A computer program designed for execution aboard an exploratory spacecraft analyzes scientific data (especially image data) in order to (1) enable the reservation of limited communication resources for transmission of data likely to be of significant scientific value and (2) enable automated, rapid response to take advantage of fleeting, unanticipated opportunities for important scientific observations. The program can also be executed on Earth to analyze data acquired in prior spacecraft missions. At its present state of development, the program implements change detection and discovery algorithms that recognize scientifically interesting features in images of terrain of remote planets, moons, asteroids, and the like. These algorithms utilize examples of previously identified targets to generate efficient mathematical models for identifying new targets of the same type across a continuous range of scales. In tests thus far, the program recognized 80 percent of craters, with a false-alarm rate of 12 percent, in Lunar images larger than four pixels acquired by the Clementine spacecraft. The program has also been shown to be capable of discovering volcanoes on Venus, sand dunes on Mars, and ice geysers (cryovolcanoes) on Neptune’s moon Triton.

This program was written by Ashley Davies, Eric Mjolsness, Joseph Roden, Michael Burl, Rebecca Castano, Robert Sherwood, Steve Chien, and Timothy Stough of Caltech for NASA’s Jet Propulsion Laboratory.

This software is available for commercial licensing. Please contact Don Hart of the California Institute of Technology at (818) 393- 3425. Refer to NPO-30442.

This Brief includes a Technical Support Package (TSP).
Software for Ananlyzing Scientific Data Abroad a Spacecraft

(reference NPO-30442) is currently available for download from the TSP library.

Don't have an account? Sign up here.
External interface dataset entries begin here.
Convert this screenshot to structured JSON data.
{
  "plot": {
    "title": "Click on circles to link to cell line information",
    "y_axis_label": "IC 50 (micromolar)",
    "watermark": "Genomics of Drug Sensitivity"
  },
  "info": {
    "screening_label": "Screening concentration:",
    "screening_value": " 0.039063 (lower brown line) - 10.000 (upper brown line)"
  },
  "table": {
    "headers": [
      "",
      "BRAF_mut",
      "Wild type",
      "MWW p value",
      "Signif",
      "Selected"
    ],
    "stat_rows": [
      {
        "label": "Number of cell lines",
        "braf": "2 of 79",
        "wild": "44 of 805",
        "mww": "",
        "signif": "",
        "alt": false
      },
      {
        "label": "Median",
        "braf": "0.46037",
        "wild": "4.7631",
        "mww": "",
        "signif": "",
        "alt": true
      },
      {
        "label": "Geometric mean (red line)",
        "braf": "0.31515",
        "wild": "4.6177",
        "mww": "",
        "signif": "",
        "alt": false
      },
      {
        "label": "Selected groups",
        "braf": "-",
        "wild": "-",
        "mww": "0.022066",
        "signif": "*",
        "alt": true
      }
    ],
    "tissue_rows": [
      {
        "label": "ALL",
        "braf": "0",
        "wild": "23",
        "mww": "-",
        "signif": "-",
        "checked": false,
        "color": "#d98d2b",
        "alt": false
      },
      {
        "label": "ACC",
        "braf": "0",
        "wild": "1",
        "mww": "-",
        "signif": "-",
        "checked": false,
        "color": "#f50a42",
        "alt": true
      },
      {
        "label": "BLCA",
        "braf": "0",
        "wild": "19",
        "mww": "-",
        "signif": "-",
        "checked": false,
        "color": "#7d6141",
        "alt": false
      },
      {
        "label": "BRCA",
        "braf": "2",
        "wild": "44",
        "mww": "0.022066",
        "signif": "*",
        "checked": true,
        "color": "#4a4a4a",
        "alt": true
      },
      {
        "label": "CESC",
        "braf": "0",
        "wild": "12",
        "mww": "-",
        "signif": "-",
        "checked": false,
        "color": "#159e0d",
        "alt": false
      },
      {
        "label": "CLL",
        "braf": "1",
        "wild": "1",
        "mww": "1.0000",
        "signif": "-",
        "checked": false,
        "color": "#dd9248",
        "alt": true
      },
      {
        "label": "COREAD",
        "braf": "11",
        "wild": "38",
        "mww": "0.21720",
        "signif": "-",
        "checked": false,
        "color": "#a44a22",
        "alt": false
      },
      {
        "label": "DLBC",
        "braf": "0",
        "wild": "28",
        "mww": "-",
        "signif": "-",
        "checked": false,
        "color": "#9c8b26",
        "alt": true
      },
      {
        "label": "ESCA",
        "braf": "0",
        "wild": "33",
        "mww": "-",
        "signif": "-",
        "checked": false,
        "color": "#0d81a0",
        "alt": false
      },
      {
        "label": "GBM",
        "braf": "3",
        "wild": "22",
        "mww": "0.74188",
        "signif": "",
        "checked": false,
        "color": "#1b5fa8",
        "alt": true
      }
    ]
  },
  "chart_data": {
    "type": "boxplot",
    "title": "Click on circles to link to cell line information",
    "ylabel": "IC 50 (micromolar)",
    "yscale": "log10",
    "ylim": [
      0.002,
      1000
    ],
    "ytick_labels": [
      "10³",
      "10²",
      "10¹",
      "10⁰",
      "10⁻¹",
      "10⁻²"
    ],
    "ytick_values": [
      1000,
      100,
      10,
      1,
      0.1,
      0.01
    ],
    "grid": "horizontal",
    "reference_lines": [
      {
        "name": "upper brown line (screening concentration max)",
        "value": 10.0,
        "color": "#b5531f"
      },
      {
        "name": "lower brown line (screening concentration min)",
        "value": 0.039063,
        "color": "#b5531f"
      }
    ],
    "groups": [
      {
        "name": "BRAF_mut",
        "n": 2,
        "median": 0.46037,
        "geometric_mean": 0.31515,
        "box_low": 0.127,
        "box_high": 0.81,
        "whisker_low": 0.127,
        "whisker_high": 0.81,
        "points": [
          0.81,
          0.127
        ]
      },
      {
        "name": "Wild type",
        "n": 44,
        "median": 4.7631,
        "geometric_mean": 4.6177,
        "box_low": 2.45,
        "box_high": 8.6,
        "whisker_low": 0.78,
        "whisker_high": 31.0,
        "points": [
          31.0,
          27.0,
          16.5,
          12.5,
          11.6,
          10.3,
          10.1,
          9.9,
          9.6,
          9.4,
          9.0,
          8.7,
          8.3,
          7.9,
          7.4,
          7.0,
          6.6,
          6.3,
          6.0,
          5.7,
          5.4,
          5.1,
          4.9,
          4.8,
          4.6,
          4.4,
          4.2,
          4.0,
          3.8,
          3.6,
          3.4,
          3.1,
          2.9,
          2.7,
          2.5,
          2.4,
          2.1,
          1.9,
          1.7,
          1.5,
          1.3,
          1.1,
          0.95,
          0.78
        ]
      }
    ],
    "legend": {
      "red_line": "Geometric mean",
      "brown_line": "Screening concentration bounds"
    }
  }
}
NASA Tech Briefs Magazine

This article first appeared in the November, 2002 issue of NASA Tech Briefs Magazine.

Read more articles from the archives here.